|Rudd's Great Southern Hotel, C. late 1920's.|
|Great Southern Hotel, C. 1920's.|

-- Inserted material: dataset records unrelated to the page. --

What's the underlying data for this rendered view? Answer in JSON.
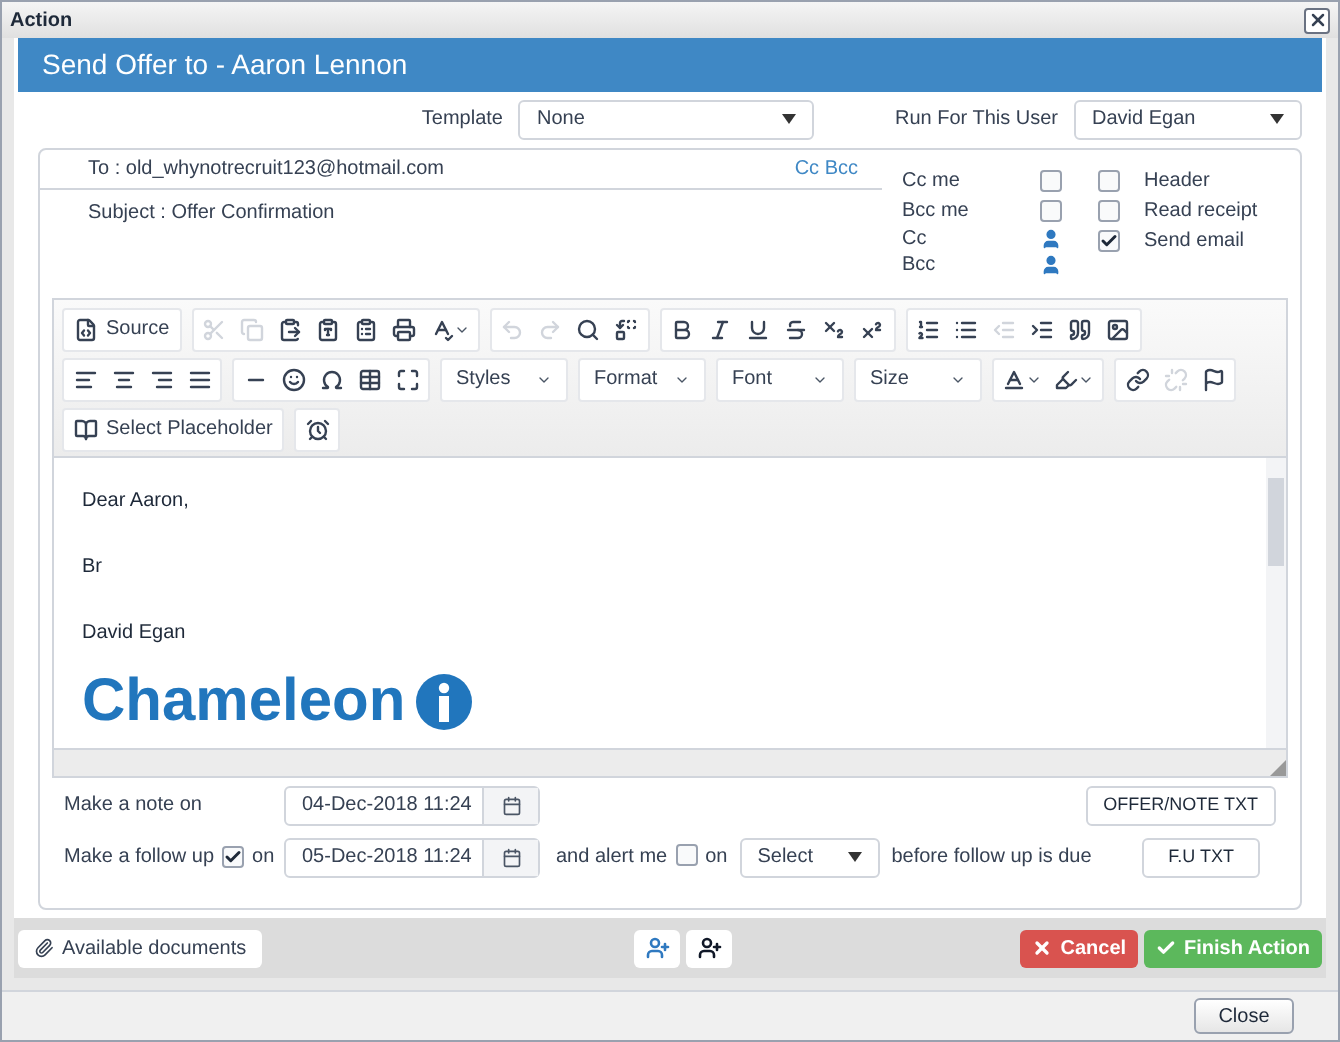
{
  "window": {
    "title": "Action"
  },
  "header": {
    "title": "Send Offer to - Aaron Lennon"
  },
  "template": {
    "label": "Template",
    "value": "None"
  },
  "run_for_user": {
    "label": "Run For This User",
    "value": "David Egan"
  },
  "email": {
    "to": "To : old_whynotrecruit123@hotmail.com",
    "cc_bcc_link": "Cc Bcc",
    "subject": "Subject : Offer Confirmation"
  },
  "options_left": [
    {
      "kind": "checkbox",
      "label": "Cc me",
      "checked": false
    },
    {
      "kind": "checkbox",
      "label": "Bcc me",
      "checked": false
    },
    {
      "kind": "person",
      "label": "Cc"
    },
    {
      "kind": "person",
      "label": "Bcc"
    }
  ],
  "options_right": [
    {
      "label": "Header",
      "checked": false
    },
    {
      "label": "Read receipt",
      "checked": false
    },
    {
      "label": "Send email",
      "checked": true
    }
  ],
  "toolbar": [
    [
      [
        {
          "kind": "label",
          "label": "Source",
          "disabled": false
        }
      ],
      [
        {
          "kind": "icon",
          "disabled": true
        },
        {
          "kind": "icon",
          "disabled": true
        },
        {
          "kind": "icon",
          "disabled": false
        },
        {
          "kind": "icon",
          "disabled": false
        },
        {
          "kind": "icon",
          "disabled": false
        },
        {
          "kind": "icon",
          "disabled": false
        },
        {
          "kind": "menu",
          "disabled": false
        }
      ],
      [
        {
          "kind": "icon",
          "disabled": true
        },
        {
          "kind": "icon",
          "disabled": true
        },
        {
          "kind": "icon",
          "disabled": false
        },
        {
          "kind": "icon",
          "disabled": false
        }
      ],
      [
        {
          "kind": "icon",
          "disabled": false
        },
        {
          "kind": "icon",
          "disabled": false
        },
        {
          "kind": "icon",
          "disabled": false
        },
        {
          "kind": "icon",
          "disabled": false
        },
        {
          "kind": "icon",
          "disabled": false
        },
        {
          "kind": "icon",
          "disabled": false
        }
      ],
      [
        {
          "kind": "icon",
          "disabled": false
        },
        {
          "kind": "icon",
          "disabled": false
        },
        {
          "kind": "icon",
          "disabled": true
        },
        {
          "kind": "icon",
          "disabled": false
        },
        {
          "kind": "icon",
          "disabled": false
        },
        {
          "kind": "icon",
          "disabled": false
        }
      ]
    ],
    [
      [
        {
          "kind": "icon",
          "disabled": false
        },
        {
          "kind": "icon",
          "disabled": false
        },
        {
          "kind": "icon",
          "disabled": false
        },
        {
          "kind": "icon",
          "disabled": false
        }
      ],
      [
        {
          "kind": "icon",
          "disabled": false
        },
        {
          "kind": "icon",
          "disabled": false
        },
        {
          "kind": "icon",
          "disabled": false
        },
        {
          "kind": "icon",
          "disabled": false
        },
        {
          "kind": "icon",
          "disabled": false
        }
      ],
      [
        {
          "kind": "combo",
          "label": "Styles",
          "disabled": false
        }
      ],
      [
        {
          "kind": "combo",
          "label": "Format",
          "disabled": false
        }
      ],
      [
        {
          "kind": "combo",
          "label": "Font",
          "disabled": false
        }
      ],
      [
        {
          "kind": "combo",
          "label": "Size",
          "disabled": false
        }
      ],
      [
        {
          "kind": "menu",
          "disabled": false
        },
        {
          "kind": "menu",
          "disabled": false
        }
      ],
      [
        {
          "kind": "icon",
          "disabled": false
        },
        {
          "kind": "icon",
          "disabled": true
        },
        {
          "kind": "icon",
          "disabled": false
        }
      ]
    ],
    [
      [
        {
          "kind": "label",
          "label": "Select Placeholder",
          "disabled": false
        }
      ],
      [
        {
          "kind": "icon",
          "disabled": false
        }
      ]
    ]
  ],
  "body": {
    "lines": [
      "Dear Aaron,",
      "Br",
      "David Egan"
    ],
    "logo": "Chameleon"
  },
  "note": {
    "label": "Make a note on",
    "date": "04-Dec-2018 11:24",
    "button": "OFFER/NOTE TXT"
  },
  "follow_up": {
    "label": "Make a follow up",
    "checked": true,
    "on": "on",
    "date": "05-Dec-2018 11:24",
    "alert_label": "and alert me",
    "alert_checked": false,
    "alert_on": "on",
    "select": "Select",
    "suffix": "before follow up is due",
    "button": "F.U TXT"
  },
  "actions": {
    "documents": "Available documents",
    "cancel": "Cancel",
    "finish": "Finish Action"
  },
  "footer": {
    "close": "Close"
  }
}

It was also under the Welsh’s management during 1953 / 54 that the hotel became peripherally involved in one of the most dramatic Cold War spy incidents in Australian history. Leading up to the so-called Petrov Affair, KGB Colonel & Third Secretary of the Soviet Embassy in Canberra Vladamir Petrov had been meeting clandestinely with a range of secret informers, including French Embassy employee Madame Ollier, to secure cipher information. Fearing retribution after the shooting death of Soviet Security Chief Lavrentiy Beria, Petrov offered to provide the Australian Security Intelligence Organisation (ASIO) with evidence of Soviet espionage in Australia in return for political asylum. Defecting in April 1954, the former KGB agent provided evidence of Ollier’s Soviet associations, including claims that she had met with him in Cooma to discuss espionage matters on Christmas Eve, 1953. The French woman was sent to Noumea, interrogated, arrested & returned to France for further questioning & although she admitted to having formed Soviet contacts she denied meeting with Petrov in Cooma on the date stated. This assertion was, in fact, backed up by an official declaration by Mrs. Eileen Welsh, wife of Hotel Eden publican “Barney” Welsh, who stated that Madame Ollier had checked into the hotel at 12.30 pm on December 24, 1953, & remained until January 2, 1954. With the journey then taking at least five hours, it is highly unlikely that the meeting could have taken place on the day & time stated by Petrov, although given Ollier’s admissions there is some likelihood that she had been involved in such clandestine activities. In the wake of Petrov’s defection, the Australian Embassy in Moscow was expelled & the USSR Embassy in Canberra recalled. Diplomatic relations were not re-established until 1959.
|Great Southern Hotel to the right, C. 1930s.|
Hotel publicans were also frequently called upon to help out in times of need, & the Great Southern was no different. In 1934 when Mrs. Middlemis, wife of the Gabo Island lighthouse keeper, was confronted by medical problems as a result of her pregnancy, Mrs. Rudd came to the fore. After Eden fisherman Mr. Warren had made a 10-hour round trip to & from Gabo to transport the seriously ill woman to Eden, the publican’s wife cared for the patient until the doctor from Pambula could attend. 1953 also saw the hotel called upon to accommodate numerous travellers caught by flash flooding between the Kiah & Genoa Rivers. After Fred Woods & his crew had made the mercy dash to Edrom to transport the passengers from a bus & about 150 cars & trucks to Eden, the hotel saw every room occupied, with beds spilling over into the lounge area.
|Great Southern Hotel, C. 1940s.|
Following the wake of the shock 2010 closure of the Australasia, the Great South Inn became the township’s only hotel, a situation that has not been reflected in Eden’s licensing history since the 1840’s.
© Angela George.